Mechanical properties and damage evolution of short-fiber-reinforced metal matrix composites (MMC) are studied under a micromechanics model accounting for the history of cooling and thermal cycling. A cohesive interface is formulated in conjunction with the Gurson-Tvergaard matrix damage model. Attention is focused on the residual stresses and damages by the thermal mismatch. Substantial stress drop in the uniaxial tensile response is found for a computational cell that experienced a cooling process. The stress drop is caused by debonding along the fiber ends. Subsequent thermal cycling lowers the debonding stress and the debonding strain. Micromechanics analysis reveals three failure modes. When the thermal histories are ignored, the cell fails by matrix damage outside the fiber ends. With the incorporation of cooling, the cell fails by fiber end debonding and the subsequent transverse matrix damage. When thermal cycling is also included, the cell fails by jagged debonding around the fiber tops followed by necking instability of matrix ligaments. [S0094-4289(00)01202-0]
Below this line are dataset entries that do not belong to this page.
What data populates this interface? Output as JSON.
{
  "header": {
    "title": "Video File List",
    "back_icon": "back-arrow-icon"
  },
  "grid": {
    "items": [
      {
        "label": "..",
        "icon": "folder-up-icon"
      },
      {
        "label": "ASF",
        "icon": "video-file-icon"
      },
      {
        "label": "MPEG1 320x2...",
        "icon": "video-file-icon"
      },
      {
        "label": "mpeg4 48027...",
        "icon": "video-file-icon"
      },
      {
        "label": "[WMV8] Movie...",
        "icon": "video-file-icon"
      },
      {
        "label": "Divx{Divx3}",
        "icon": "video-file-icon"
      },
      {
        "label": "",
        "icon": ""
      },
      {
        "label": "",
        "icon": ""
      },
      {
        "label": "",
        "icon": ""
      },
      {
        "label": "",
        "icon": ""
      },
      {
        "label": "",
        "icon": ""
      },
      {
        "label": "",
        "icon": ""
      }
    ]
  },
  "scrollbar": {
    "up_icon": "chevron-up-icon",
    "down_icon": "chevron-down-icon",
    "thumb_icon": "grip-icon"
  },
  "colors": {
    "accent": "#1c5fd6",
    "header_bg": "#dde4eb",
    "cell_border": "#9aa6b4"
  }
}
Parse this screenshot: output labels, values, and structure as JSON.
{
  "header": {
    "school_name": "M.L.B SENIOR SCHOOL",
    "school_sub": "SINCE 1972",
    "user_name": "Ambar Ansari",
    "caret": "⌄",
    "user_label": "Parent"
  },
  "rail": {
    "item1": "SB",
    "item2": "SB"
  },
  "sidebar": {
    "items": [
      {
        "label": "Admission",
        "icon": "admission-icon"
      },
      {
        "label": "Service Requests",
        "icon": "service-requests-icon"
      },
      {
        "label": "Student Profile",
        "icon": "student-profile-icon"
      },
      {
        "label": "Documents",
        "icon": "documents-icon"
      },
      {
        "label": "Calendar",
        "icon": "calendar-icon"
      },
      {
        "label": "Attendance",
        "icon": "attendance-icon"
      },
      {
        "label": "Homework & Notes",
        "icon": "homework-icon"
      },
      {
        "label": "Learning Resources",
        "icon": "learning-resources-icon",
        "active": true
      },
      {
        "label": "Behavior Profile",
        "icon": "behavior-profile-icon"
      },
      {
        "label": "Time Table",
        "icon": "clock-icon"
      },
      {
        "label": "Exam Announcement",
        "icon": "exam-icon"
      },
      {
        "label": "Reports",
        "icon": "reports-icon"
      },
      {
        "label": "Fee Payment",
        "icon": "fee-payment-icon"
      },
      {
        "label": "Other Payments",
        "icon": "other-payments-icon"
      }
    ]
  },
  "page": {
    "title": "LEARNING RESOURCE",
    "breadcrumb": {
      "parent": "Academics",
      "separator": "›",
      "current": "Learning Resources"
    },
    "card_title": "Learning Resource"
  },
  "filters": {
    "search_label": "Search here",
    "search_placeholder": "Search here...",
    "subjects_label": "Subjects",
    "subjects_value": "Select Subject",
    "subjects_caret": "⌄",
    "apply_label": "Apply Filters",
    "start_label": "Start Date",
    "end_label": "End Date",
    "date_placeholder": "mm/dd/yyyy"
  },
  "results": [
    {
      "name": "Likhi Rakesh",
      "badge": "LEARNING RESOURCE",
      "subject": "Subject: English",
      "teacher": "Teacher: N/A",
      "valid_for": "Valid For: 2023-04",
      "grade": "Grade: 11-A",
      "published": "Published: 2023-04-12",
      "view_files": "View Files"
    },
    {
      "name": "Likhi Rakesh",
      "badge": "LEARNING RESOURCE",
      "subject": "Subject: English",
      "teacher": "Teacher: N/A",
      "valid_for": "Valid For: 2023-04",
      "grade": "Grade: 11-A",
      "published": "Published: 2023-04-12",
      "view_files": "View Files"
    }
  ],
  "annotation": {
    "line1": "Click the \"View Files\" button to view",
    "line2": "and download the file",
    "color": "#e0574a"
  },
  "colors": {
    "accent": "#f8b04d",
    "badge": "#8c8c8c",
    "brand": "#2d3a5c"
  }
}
Damage of Short-Fiber-Reinforced Metal Matrix Composites Considering Cooling and Thermal Cycling
Contributed by the Materials Division for publication in the JOURNAL OF ENGINEERING MATERIALS AND TECHNOLOGY. Manuscript received by the Materials Division March 24, 1999; revised manuscript received November 4, 1999. Associate Technical Editor: E. Busso.
- Views Icon Views
- Share Icon Share
- Search Site
Zhou , C., Yang , W., and Fang, D. (November 4, 1999). "Damage of Short-Fiber-Reinforced Metal Matrix Composites Considering Cooling and Thermal Cycling ." ASME. J. Eng. Mater. Technol. April 2000; 122(2): 203–208. https://doi.org/10.1115/1.482788
Download citation file: